Back to the Phillies, though. The point about the Phillies is that both the difference between their winning percentage for the starting pitchers and the winning percentage for the bullpen are very small. If you take the absolute value of each of the differences, only three teams, the Mets, Brewers and Reds, had a smaller difference between the winning percentage for the bullpen and the winning percentage for the team. Only two teams, the Mets and the Reds, had a smaller difference between the winning percentage for the rotation and the winning percentage for the team. If you combine the absolute values of both, there are three teams with a smaller combined difference (Mets, Reds, Brewers). So while it is a bit surprising that the Phillies got such an impressive winning percentage out of a so-so bullpen, it may be even more remarkable that the both of their winning percentages were so similar to the team’s winning percentage overall.

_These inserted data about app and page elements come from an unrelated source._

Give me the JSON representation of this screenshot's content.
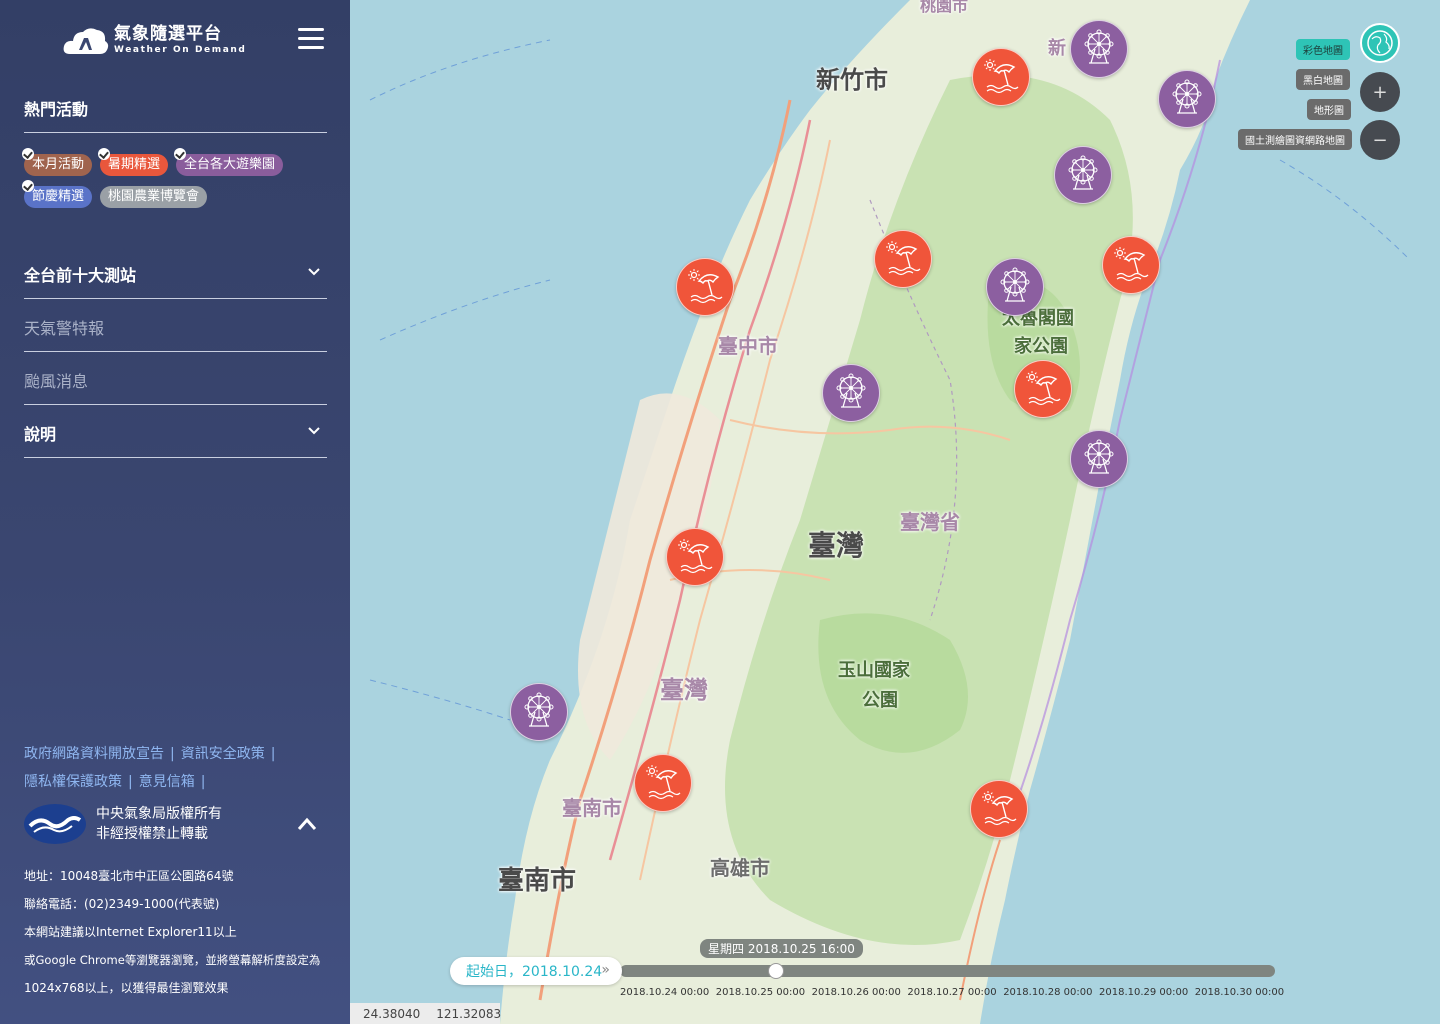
{
  "header": {
    "logo_title": "氣象隨選平台",
    "logo_subtitle": "Weather On Demand"
  },
  "sidebar": {
    "hot_activities_title": "熱門活動",
    "tags": [
      {
        "label": "本月活動",
        "checked": true,
        "color": "#a0644e"
      },
      {
        "label": "暑期精選",
        "checked": true,
        "color": "#e9573c"
      },
      {
        "label": "全台各大遊樂園",
        "checked": true,
        "color": "#8a5d9c"
      },
      {
        "label": "節慶精選",
        "checked": true,
        "color": "#5a73c8"
      },
      {
        "label": "桃園農業博覽會",
        "checked": false,
        "color": "#9aa0a6"
      }
    ],
    "sections": [
      {
        "label": "全台前十大測站",
        "expandable": true
      },
      {
        "label": "天氣警特報",
        "expandable": false
      },
      {
        "label": "颱風消息",
        "expandable": false
      },
      {
        "label": "說明",
        "expandable": true
      }
    ],
    "links_row1": [
      "政府網路資料開放宣告",
      "資訊安全政策"
    ],
    "links_row2": [
      "隱私權保護政策",
      "意見信箱"
    ],
    "copyright_line1": "中央氣象局版權所有",
    "copyright_line2": "非經授權禁止轉載",
    "info": [
      "地址：10048臺北市中正區公園路64號",
      "聯絡電話：(02)2349-1000(代表號)",
      "本網站建議以Internet Explorer11以上",
      "或Google Chrome等瀏覽器瀏覽，並將螢幕解析度設定為",
      "1024x768以上，以獲得最佳瀏覽效果"
    ]
  },
  "map": {
    "places": {
      "hsinchu": "新竹市",
      "xin": "新",
      "taichung": "臺中市",
      "taroko1": "太魯閣國",
      "taroko2": "家公園",
      "taiwan_province": "臺灣省",
      "taiwan_center": "臺灣",
      "yushan1": "玉山國家",
      "yushan2": "公園",
      "taiwan_sw": "臺灣",
      "tainan_faint": "臺南市",
      "tainan": "臺南市",
      "kaohsiung": "高雄市",
      "taoyuan_top": "桃園市"
    },
    "layers": [
      "彩色地圖",
      "黑白地圖",
      "地形圖",
      "國土測繪圖資網路地圖"
    ],
    "active_layer": "彩色地圖",
    "markers": [
      {
        "type": "beach",
        "icon": "beach-umbrella-icon"
      },
      {
        "type": "wheel",
        "icon": "ferris-wheel-icon"
      },
      {
        "type": "wheel",
        "icon": "ferris-wheel-icon"
      },
      {
        "type": "wheel",
        "icon": "ferris-wheel-icon"
      },
      {
        "type": "beach",
        "icon": "beach-umbrella-icon"
      },
      {
        "type": "beach",
        "icon": "beach-umbrella-icon"
      },
      {
        "type": "wheel",
        "icon": "ferris-wheel-icon"
      },
      {
        "type": "beach",
        "icon": "beach-umbrella-icon"
      },
      {
        "type": "wheel",
        "icon": "ferris-wheel-icon"
      },
      {
        "type": "beach",
        "icon": "beach-umbrella-icon"
      },
      {
        "type": "wheel",
        "icon": "ferris-wheel-icon"
      },
      {
        "type": "beach",
        "icon": "beach-umbrella-icon"
      },
      {
        "type": "wheel",
        "icon": "ferris-wheel-icon"
      },
      {
        "type": "beach",
        "icon": "beach-umbrella-icon"
      },
      {
        "type": "beach",
        "icon": "beach-umbrella-icon"
      }
    ],
    "zoom_in": "+",
    "zoom_out": "−"
  },
  "timeline": {
    "start_label": "起始日，2018.10.24",
    "start_arrows": "»",
    "current": "星期四 2018.10.25 16:00",
    "ticks": [
      "2018.10.24 00:00",
      "2018.10.25 00:00",
      "2018.10.26 00:00",
      "2018.10.27 00:00",
      "2018.10.28 00:00",
      "2018.10.29 00:00",
      "2018.10.30 00:00"
    ]
  },
  "coords": {
    "lat": "24.38040",
    "lng": "121.32083"
  },
  "colors": {
    "beach": "#f0553a",
    "wheel": "#8c5fa0",
    "accent": "#2ec4b6",
    "link": "#8fb6f0"
  }
}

In this Q&A from the Phillies web site, Todd Zolecki suggests that it might make sense for the Phils to keep Blanton in case Oswalt is not back in 2012. Blanton will make $8.5 million in 2011 and $8.5 million in 2012.

Manuel talks about the possibility that John Mayberry would start the year with the team here. I’m enthusiastic about the runs like a deer part, but less so about the .330 career on-base percentage in the minor leagues. Mayberry turned 27 in December.

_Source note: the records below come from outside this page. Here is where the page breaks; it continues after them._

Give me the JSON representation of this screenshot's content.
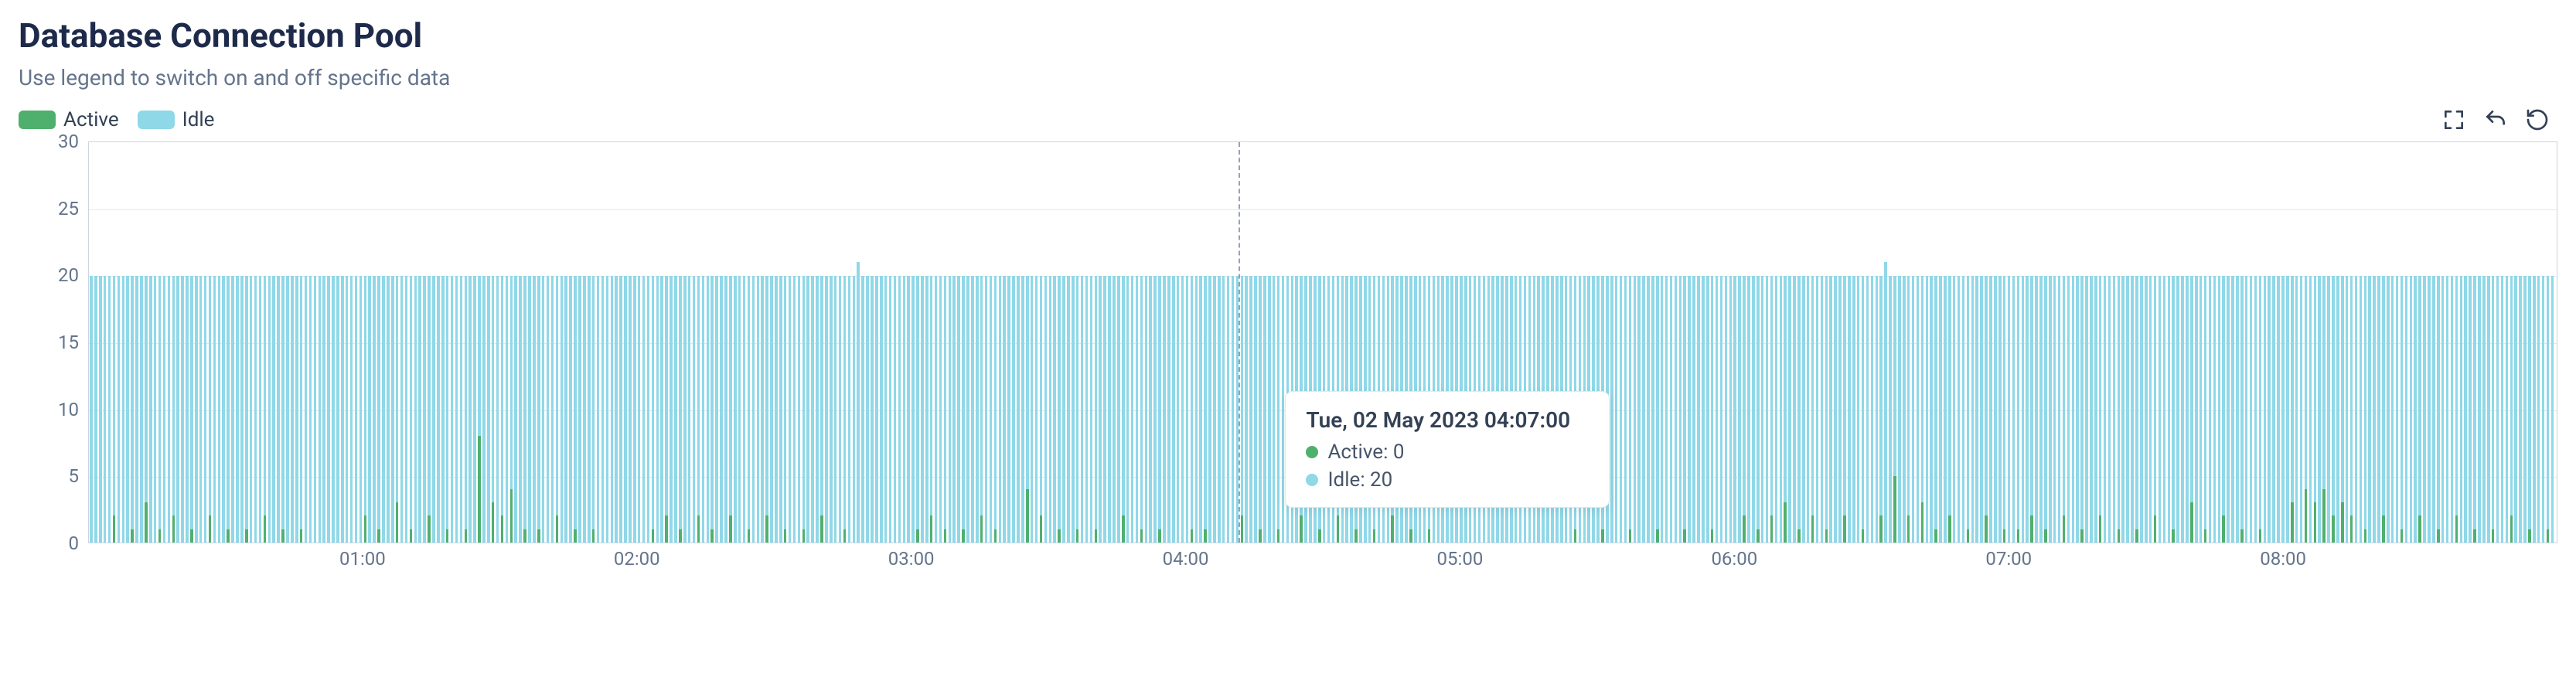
{
  "title": "Database Connection Pool",
  "subtitle": "Use legend to switch on and off specific data",
  "legend": {
    "active": {
      "label": "Active",
      "color": "#4fb06d"
    },
    "idle": {
      "label": "Idle",
      "color": "#8fd8e8"
    }
  },
  "tooltip": {
    "timestamp_label": "Tue, 02 May 2023 04:07:00",
    "active_label": "Active: 0",
    "idle_label": "Idle: 20",
    "x_fraction": 0.466
  },
  "chart_data": {
    "type": "bar",
    "title": "Database Connection Pool",
    "xlabel": "",
    "ylabel": "",
    "ylim": [
      0,
      30
    ],
    "y_ticks": [
      0,
      5,
      10,
      15,
      20,
      25,
      30
    ],
    "x_ticks": [
      "01:00",
      "02:00",
      "03:00",
      "04:00",
      "05:00",
      "06:00",
      "07:00",
      "08:00"
    ],
    "x_range_minutes": [
      0,
      540
    ],
    "series": [
      {
        "name": "Idle",
        "color": "#8fd8e8"
      },
      {
        "name": "Active",
        "color": "#4fb06d"
      }
    ],
    "interval_minutes": 1,
    "hover_point": {
      "minute": 247,
      "time": "04:07:00",
      "active": 0,
      "idle": 20
    },
    "active_spikes": [
      {
        "m": 5,
        "v": 2
      },
      {
        "m": 9,
        "v": 1
      },
      {
        "m": 12,
        "v": 3
      },
      {
        "m": 15,
        "v": 1
      },
      {
        "m": 18,
        "v": 2
      },
      {
        "m": 22,
        "v": 1
      },
      {
        "m": 26,
        "v": 2
      },
      {
        "m": 30,
        "v": 1
      },
      {
        "m": 34,
        "v": 1
      },
      {
        "m": 38,
        "v": 2
      },
      {
        "m": 42,
        "v": 1
      },
      {
        "m": 46,
        "v": 1
      },
      {
        "m": 60,
        "v": 2
      },
      {
        "m": 63,
        "v": 1
      },
      {
        "m": 67,
        "v": 3
      },
      {
        "m": 70,
        "v": 1
      },
      {
        "m": 74,
        "v": 2
      },
      {
        "m": 78,
        "v": 1
      },
      {
        "m": 82,
        "v": 1
      },
      {
        "m": 85,
        "v": 8
      },
      {
        "m": 88,
        "v": 3
      },
      {
        "m": 90,
        "v": 2
      },
      {
        "m": 92,
        "v": 4
      },
      {
        "m": 95,
        "v": 1
      },
      {
        "m": 98,
        "v": 1
      },
      {
        "m": 102,
        "v": 2
      },
      {
        "m": 106,
        "v": 1
      },
      {
        "m": 110,
        "v": 1
      },
      {
        "m": 123,
        "v": 1
      },
      {
        "m": 126,
        "v": 2
      },
      {
        "m": 129,
        "v": 1
      },
      {
        "m": 133,
        "v": 2
      },
      {
        "m": 136,
        "v": 1
      },
      {
        "m": 140,
        "v": 2
      },
      {
        "m": 144,
        "v": 1
      },
      {
        "m": 148,
        "v": 2
      },
      {
        "m": 152,
        "v": 1
      },
      {
        "m": 156,
        "v": 1
      },
      {
        "m": 160,
        "v": 2
      },
      {
        "m": 165,
        "v": 1
      },
      {
        "m": 181,
        "v": 1
      },
      {
        "m": 184,
        "v": 2
      },
      {
        "m": 187,
        "v": 1
      },
      {
        "m": 191,
        "v": 1
      },
      {
        "m": 195,
        "v": 2
      },
      {
        "m": 198,
        "v": 1
      },
      {
        "m": 205,
        "v": 4
      },
      {
        "m": 208,
        "v": 2
      },
      {
        "m": 212,
        "v": 1
      },
      {
        "m": 216,
        "v": 1
      },
      {
        "m": 220,
        "v": 1
      },
      {
        "m": 226,
        "v": 2
      },
      {
        "m": 230,
        "v": 1
      },
      {
        "m": 234,
        "v": 1
      },
      {
        "m": 241,
        "v": 1
      },
      {
        "m": 244,
        "v": 1
      },
      {
        "m": 252,
        "v": 2
      },
      {
        "m": 256,
        "v": 1
      },
      {
        "m": 260,
        "v": 1
      },
      {
        "m": 265,
        "v": 2
      },
      {
        "m": 269,
        "v": 1
      },
      {
        "m": 273,
        "v": 2
      },
      {
        "m": 277,
        "v": 1
      },
      {
        "m": 281,
        "v": 1
      },
      {
        "m": 285,
        "v": 2
      },
      {
        "m": 289,
        "v": 1
      },
      {
        "m": 293,
        "v": 1
      },
      {
        "m": 325,
        "v": 1
      },
      {
        "m": 331,
        "v": 1
      },
      {
        "m": 337,
        "v": 1
      },
      {
        "m": 343,
        "v": 1
      },
      {
        "m": 349,
        "v": 1
      },
      {
        "m": 355,
        "v": 1
      },
      {
        "m": 362,
        "v": 2
      },
      {
        "m": 365,
        "v": 1
      },
      {
        "m": 368,
        "v": 2
      },
      {
        "m": 371,
        "v": 3
      },
      {
        "m": 374,
        "v": 1
      },
      {
        "m": 377,
        "v": 2
      },
      {
        "m": 380,
        "v": 1
      },
      {
        "m": 384,
        "v": 2
      },
      {
        "m": 388,
        "v": 1
      },
      {
        "m": 392,
        "v": 2
      },
      {
        "m": 395,
        "v": 5
      },
      {
        "m": 398,
        "v": 2
      },
      {
        "m": 401,
        "v": 3
      },
      {
        "m": 404,
        "v": 1
      },
      {
        "m": 407,
        "v": 2
      },
      {
        "m": 411,
        "v": 1
      },
      {
        "m": 415,
        "v": 2
      },
      {
        "m": 419,
        "v": 1
      },
      {
        "m": 422,
        "v": 1
      },
      {
        "m": 425,
        "v": 2
      },
      {
        "m": 428,
        "v": 1
      },
      {
        "m": 432,
        "v": 2
      },
      {
        "m": 436,
        "v": 1
      },
      {
        "m": 440,
        "v": 2
      },
      {
        "m": 444,
        "v": 1
      },
      {
        "m": 448,
        "v": 1
      },
      {
        "m": 452,
        "v": 2
      },
      {
        "m": 456,
        "v": 1
      },
      {
        "m": 460,
        "v": 3
      },
      {
        "m": 463,
        "v": 1
      },
      {
        "m": 467,
        "v": 2
      },
      {
        "m": 471,
        "v": 1
      },
      {
        "m": 475,
        "v": 1
      },
      {
        "m": 482,
        "v": 3
      },
      {
        "m": 485,
        "v": 4
      },
      {
        "m": 487,
        "v": 3
      },
      {
        "m": 489,
        "v": 4
      },
      {
        "m": 491,
        "v": 2
      },
      {
        "m": 493,
        "v": 3
      },
      {
        "m": 495,
        "v": 2
      },
      {
        "m": 498,
        "v": 1
      },
      {
        "m": 502,
        "v": 2
      },
      {
        "m": 506,
        "v": 1
      },
      {
        "m": 510,
        "v": 2
      },
      {
        "m": 514,
        "v": 1
      },
      {
        "m": 518,
        "v": 2
      },
      {
        "m": 522,
        "v": 1
      },
      {
        "m": 526,
        "v": 1
      },
      {
        "m": 530,
        "v": 2
      },
      {
        "m": 534,
        "v": 1
      },
      {
        "m": 538,
        "v": 1
      }
    ],
    "idle_default": 20,
    "idle_exceptions": [
      {
        "m": 168,
        "v": 21
      },
      {
        "m": 393,
        "v": 21
      }
    ]
  }
}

Domonic Brown was fourth on the recent list of the top 50 prospects by MLB.com. He also hits left-handed, unlike Ben Francisco, and can play the outfield, unlike Ross Gload. Also runs like a deer and without the .330 career on-based percentage in the minors (.373, for the record). My concern about what the Phillies are doing in right field is that everything seems to be based on the idea of finding a stopgap in the short term to get to Brown shortly after the season starts. If Brown is ready to play regularly soon after the season starts, I don’t think it matters a whole ton what the combination of Francisco, Mayberry and Gload man right until he does. What if he’s not, though? And how much difference is another couple of weeks or months in the minors going to make? A whole season of Francisco, Gload and Mayberry in right would combine to put up some ugly numbers. If Gload has to play defense regularly in right, they would put up some real ugly defensive numbers as well.